Investopedia Advisor submits: A stock can get hammered on legitimate problems with its business. However, if its problems are temporary, the stock can be picked up on the cheap, when no one else wants it.
ADC Telecommunications (ADCT) may be a case of the latter. In the spring of this year, the wire line network equipment supplier’s shares traded at $27.90; today they fetch just $13.90.
An unpopular plan to merge with Andrew Corp (ANDW), combined with slashed earnings guidance, has knocked ADC down hard. But by no means is the stock out. There are reasons to think its problems are short-lived.
For starters, ADC’s merger has been scrapped. Investors no longer need to worry about Andrew’s growth and the price ADC was willing to pay for the wireless network specialist. Even so, the stock is still priced 30% less than where it traded before its merger intention was announced.
Of course, nay-sayers point to ADC’s slashed earnings guidance as reason to steer clear of the stock. The company now sees full year earnings from continuing operations of $0.49-$0.57 a share, down from $0.65 to $0.80 per share projected earlier.
The warning comes in the midst of a slowdown in spending on copper and fiber-optic network products from three of ADC’s biggest customers. Both Cingular Wireless and Bellsouth (BLS) have cut spending as they focus on their merger with AT&T (NYSE:T). Verizon (NYSE:VZ), meanwhile, temporarily stopped buying equipment for its fiber-optic network because of excess inventory.
Yet the softer numbers for the next two quarters may well be a short-term glitch. Looking back, ADC has suffered lumpy telecom spending patterns before. Last year, SBC and AT&T pulled their budgets in anticipation of their merger. Shortly after, network spending rebounded. Meanwhile, ADC has also seen gyrations from Verizon’s network build. A similar pattern may emerge through the end of this year and into 2007.
Meanwhile, ADC’s short-term guidance, albeit disappointing, does not speak to the company’s long-term opportunities.
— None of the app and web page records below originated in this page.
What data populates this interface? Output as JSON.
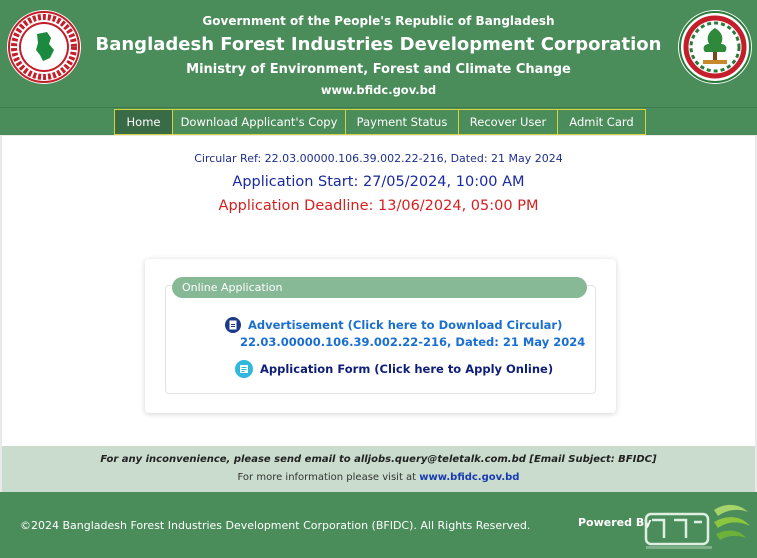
{
  "header": {
    "government": "Government of the People's Republic of Bangladesh",
    "org_name": "Bangladesh Forest Industries Development Corporation",
    "ministry": "Ministry of Environment, Forest and Climate Change",
    "website": "www.bfidc.gov.bd",
    "left_logo": "bangladesh-govt-seal",
    "right_logo": "bfidc-emblem"
  },
  "nav": {
    "items": [
      {
        "label": "Home",
        "active": true
      },
      {
        "label": "Download Applicant's Copy",
        "active": false
      },
      {
        "label": "Payment Status",
        "active": false
      },
      {
        "label": "Recover User",
        "active": false
      },
      {
        "label": "Admit Card",
        "active": false
      }
    ]
  },
  "notice": {
    "circular_ref": "Circular Ref: 22.03.00000.106.39.002.22-216, Dated: 21 May 2024",
    "start": "Application Start: 27/05/2024, 10:00 AM",
    "deadline": "Application Deadline: 13/06/2024, 05:00 PM"
  },
  "online_application": {
    "title": "Online Application",
    "advertisement_link": "Advertisement (Click here to Download Circular)",
    "advertisement_ref": "22.03.00000.106.39.002.22-216, Dated: 21 May 2024",
    "application_link": "Application Form (Click here to Apply Online)",
    "advertisement_icon": "pdf-document-icon",
    "application_icon": "form-icon"
  },
  "support": {
    "email_note": "For any inconvenience, please send email to alljobs.query@teletalk.com.bd [Email Subject: BFIDC]",
    "more_info_prefix": "For more information please visit at",
    "more_info_link": "www.bfidc.gov.bd"
  },
  "footer": {
    "copyright": "©2024 Bangladesh Forest Industries Development Corporation (BFIDC). All Rights Reserved.",
    "powered_by": "Powered By",
    "powered_logo": "teletalk-logo"
  },
  "colors": {
    "header_green": "#4b8c5b",
    "nav_border": "#d7d43a",
    "deadline_red": "#d62020",
    "link_blue": "#1a6fcf"
  }
}
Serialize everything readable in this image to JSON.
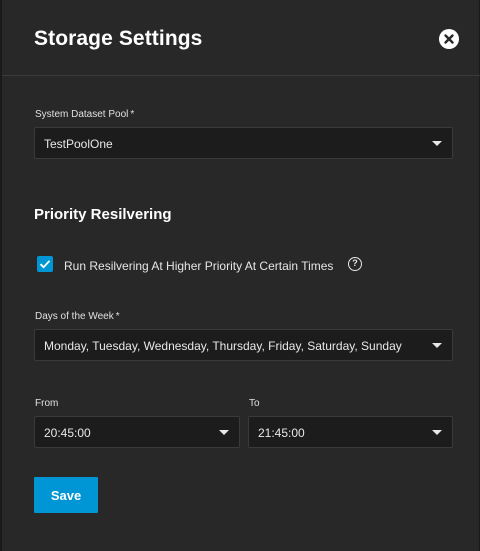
{
  "dialog": {
    "title": "Storage Settings",
    "close_icon": "close-circle-icon"
  },
  "system_dataset_pool": {
    "label": "System Dataset Pool",
    "required_mark": "*",
    "value": "TestPoolOne"
  },
  "priority_resilvering": {
    "section_title": "Priority Resilvering",
    "checkbox": {
      "label": "Run Resilvering At Higher Priority At Certain Times",
      "checked": true,
      "help_glyph": "?"
    },
    "days_of_week": {
      "label": "Days of the Week",
      "required_mark": "*",
      "value": "Monday, Tuesday, Wednesday, Thursday, Friday, Saturday, Sunday"
    },
    "from": {
      "label": "From",
      "value": "20:45:00"
    },
    "to": {
      "label": "To",
      "value": "21:45:00"
    }
  },
  "actions": {
    "save_label": "Save"
  },
  "colors": {
    "accent": "#0095d5",
    "background": "#282828",
    "input_background": "#1c1c1c"
  }
}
ADC supplies telco’s with hardware for fiber-optic network upgrades needed to deliver advanced digital services like video and to compete with cable and satellite TV operators.
Sure, the telcos go through quarterly fluctuations in their buying patterns, but they are committed to the multi-billion dollar task of putting fiber networks into people’s homes -- a long-term trend that will reward ADC.
It’s hard not to think the stock is undervalued. Priced a tad above 2007 revenues, and 12 times 2007 earnings, ADC shares are trading at historic lows, even considering the cuts to this year’s estimates. Meanwhile, ADC continues to show signs of improved operating leverage, as higher revenues push up margins and operating expenses remain under control.
Buying stocks that are out of favor can still be risky. ADC is no exception. As the telecom service market consolidates, ADC gets more vulnerable to the investment whims of fewer telco customers. Given the skittish nature of ADC investors, the stock will no doubt be subject to ups and downs in the coming quarters.
Yet, over the long term, the stock may well prove to be gratifying for patient investors.
ADCT 1-year chart:
By Ben McClure, Contributor - Investopedia Advisor
At the time of release Ben McClure did not own any shares in any of the companies mentioned in this article. Click here to read the Investopedia Advisor's full disclosure policy.